Farnad received his Ph.D. in sociology from Wayne State University, his Master of Arts in Sociology from Humboldt State University, in Arcata, California, and his Bachelor of Arts degree in Sociology from the University of New Mexico in Albuquerque. His areas of specialization include social psychology and identity, social theory (macro and micro), Islam and gender, marriage and family studies, the sociology of religion, and broader gender studies. He has taught at Eastern Michigan University, the University of Maryland – College Park, and for the NCPACE program teaching aboard U.S. Navy ships on deployment.
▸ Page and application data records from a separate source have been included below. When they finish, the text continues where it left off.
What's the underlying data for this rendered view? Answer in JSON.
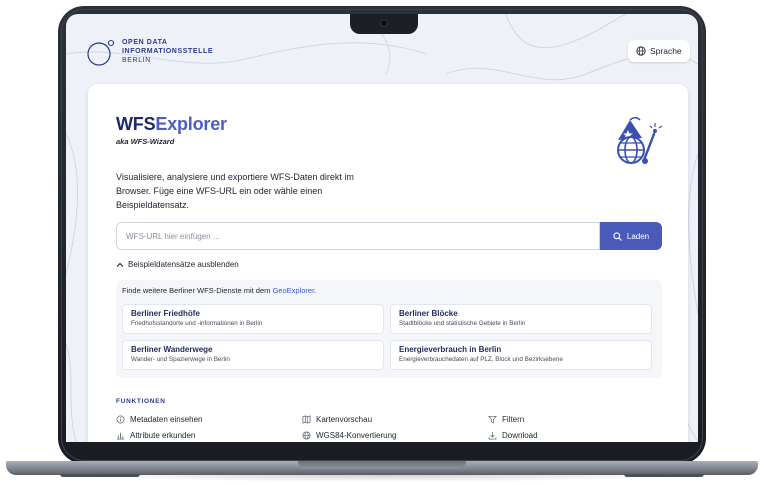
{
  "header": {
    "logo_line1": "OPEN DATA",
    "logo_line2": "INFORMATIONSSTELLE",
    "logo_line3": "BERLIN",
    "language_button": "Sprache"
  },
  "hero": {
    "title_part1": "WFS",
    "title_part2": "Explorer",
    "subtitle": "aka WFS-Wizard",
    "description": "Visualisiere, analysiere und exportiere WFS-Daten direkt im Browser. Füge eine WFS-URL ein oder wähle einen Beispieldatensatz."
  },
  "search": {
    "placeholder": "WFS-URL hier einfügen ...",
    "value": "",
    "load_button": "Laden"
  },
  "examples_toggle": "Beispieldatensätze ausblenden",
  "examples": {
    "intro_text": "Finde weitere Berliner WFS-Dienste mit dem ",
    "intro_link": "GeoExplorer",
    "intro_end": ".",
    "items": [
      {
        "title": "Berliner Friedhöfe",
        "description": "Friedhofsstandorte und -informationen in Berlin"
      },
      {
        "title": "Berliner Blöcke",
        "description": "Stadtblöcke und statistische Gebiete in Berlin"
      },
      {
        "title": "Berliner Wanderwege",
        "description": "Wander- und Spazierwege in Berlin"
      },
      {
        "title": "Energieverbrauch in Berlin",
        "description": "Energieverbrauchedaten auf PLZ, Block und Bezirksebene"
      }
    ]
  },
  "functions": {
    "heading": "FUNKTIONEN",
    "items": [
      {
        "label": "Metadaten einsehen",
        "icon": "info-icon"
      },
      {
        "label": "Kartenvorschau",
        "icon": "map-icon"
      },
      {
        "label": "Filtern",
        "icon": "filter-icon"
      },
      {
        "label": "Attribute erkunden",
        "icon": "bar-chart-icon"
      },
      {
        "label": "WGS84-Konvertierung",
        "icon": "globe-icon"
      },
      {
        "label": "Download",
        "icon": "download-icon"
      }
    ]
  },
  "colors": {
    "brand_dark": "#1c2a6b",
    "brand_accent": "#4a5ec0",
    "button": "#4a5ab8"
  }
}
Some of his research opportunities have included: assessing gun use among juveniles in New Mexico, the study of good and evil prosocial behavior and altruism, and the Holocaust, evaluation research on retention among high-risk youth at Humboldt State University, evaluation research on the delivery of intervention services to infants and toddlers with disabilities and their families, and evaluation of an after-school academic enrichment program with Higher Achievement Program in Washington, DC. His academic research includes transnational adoption and identity among adult Korean adoptees, and Iranian American cultural identity formation.